This type of arrangement was not unusual at that time. The Massachusetts funding is actually filled with experienced women from a group just who you can expect to service themselves without any help of people son. It made experience for them to try to find for each other’s organization, claims Wishart. «And it also didn’t necessarily happen to family relations to help you wonder just what its love life was including. Women was indeed regarded as getting non-intimate in the first place, and most anybody thought that in case they did not have husbands, it would not have interest in sex.»
So what altered amongst the times of brand new Boston wedding and you can the fresh new time of Gertrude Stein? For one thing, there clearly was Oscar Wilde’s demo. From inside the 1895, Wilde is actually convicted out of sodomy and you can sentenced to couple of years in jail. Wilde did his far better defend same-sex love on legal: «It’s you to definitely strong spiritual affection that’s since pure since it is perfect. They dictates and you will pervades higher pieces of art, like those of Shakespeare and Michelangelo.» However the press focused instead into the salacious facts, together with Wilde’s rumored visits in order to male prostitutes. Upcoming, poetry from the boys asleep with her on moon was never ever quite the same.
Others games changer was Sigmund Freud. «You have to contemplate, ever since Freud, there is viewed everything from this most sexualized contact lens,» Wishart says. «Having a beneficial Victorian person, that was not the case. In my opinion it’s nearly impossible for all of us to fully comprehend the method they noticed these products back then.» By the 1911, there was adequate attention to homosexuality that in case Fields taken together with her a beneficial posthumous level of Jewett’s letters, editor Draw Antony DeWolfe Howe recommended this lady so you’re able to censor out the animals names. «All kinds of anybody [will comprehend] him or her wrong,» he cautioned Areas.

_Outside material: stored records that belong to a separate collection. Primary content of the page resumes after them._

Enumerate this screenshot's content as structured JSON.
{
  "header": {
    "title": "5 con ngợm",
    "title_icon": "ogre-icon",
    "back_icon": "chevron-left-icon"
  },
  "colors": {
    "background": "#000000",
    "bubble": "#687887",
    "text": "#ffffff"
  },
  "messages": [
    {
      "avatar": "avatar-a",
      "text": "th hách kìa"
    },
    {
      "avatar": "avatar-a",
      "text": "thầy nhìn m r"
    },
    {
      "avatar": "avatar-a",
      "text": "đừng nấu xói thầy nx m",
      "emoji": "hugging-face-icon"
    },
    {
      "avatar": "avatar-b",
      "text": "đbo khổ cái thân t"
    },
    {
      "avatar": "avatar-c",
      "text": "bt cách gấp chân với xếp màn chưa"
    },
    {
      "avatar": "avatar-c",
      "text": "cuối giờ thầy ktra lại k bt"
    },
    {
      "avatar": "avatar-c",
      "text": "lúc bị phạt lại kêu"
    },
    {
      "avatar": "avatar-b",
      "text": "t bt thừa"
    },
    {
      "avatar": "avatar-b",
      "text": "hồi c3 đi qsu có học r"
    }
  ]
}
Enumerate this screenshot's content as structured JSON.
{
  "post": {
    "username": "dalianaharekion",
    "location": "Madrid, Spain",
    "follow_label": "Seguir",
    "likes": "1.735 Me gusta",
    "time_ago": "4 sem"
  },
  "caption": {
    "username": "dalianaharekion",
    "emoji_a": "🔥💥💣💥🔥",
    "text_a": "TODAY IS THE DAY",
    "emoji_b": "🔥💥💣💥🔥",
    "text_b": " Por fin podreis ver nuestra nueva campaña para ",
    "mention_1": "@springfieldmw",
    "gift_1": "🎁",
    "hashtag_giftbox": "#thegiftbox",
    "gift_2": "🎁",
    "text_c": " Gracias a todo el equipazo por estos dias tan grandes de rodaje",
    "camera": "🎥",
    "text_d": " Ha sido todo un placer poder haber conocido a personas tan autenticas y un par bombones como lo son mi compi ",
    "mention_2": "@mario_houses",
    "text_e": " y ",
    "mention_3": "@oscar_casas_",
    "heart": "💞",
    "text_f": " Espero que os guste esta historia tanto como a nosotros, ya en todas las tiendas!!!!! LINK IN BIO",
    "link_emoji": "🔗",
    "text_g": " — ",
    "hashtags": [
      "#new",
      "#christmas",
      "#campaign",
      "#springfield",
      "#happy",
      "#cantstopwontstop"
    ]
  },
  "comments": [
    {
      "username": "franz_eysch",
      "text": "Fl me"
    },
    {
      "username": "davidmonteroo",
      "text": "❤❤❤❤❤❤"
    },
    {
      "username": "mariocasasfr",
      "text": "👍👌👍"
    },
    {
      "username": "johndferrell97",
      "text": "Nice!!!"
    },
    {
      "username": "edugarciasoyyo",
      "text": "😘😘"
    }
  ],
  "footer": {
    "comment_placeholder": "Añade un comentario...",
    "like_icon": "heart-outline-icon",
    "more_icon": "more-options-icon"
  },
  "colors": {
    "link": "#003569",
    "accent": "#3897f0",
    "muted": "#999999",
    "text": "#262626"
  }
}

Today, it’s hard to understand just how to comprehend those emails. Which is done way too have a tendency to.» Alternatively, the guy suggests we take pleasure in the fresh new steeped humankind of the 19th 100 years. «Lincoln was an incredibly, really human son,» Reynolds says. «He noticed themselves given that good comrade, given that an individual who cherished visitors. A good amount of others together with saw themselves by doing this. It actually was a less organization industry than i live in today — an even more personal world.»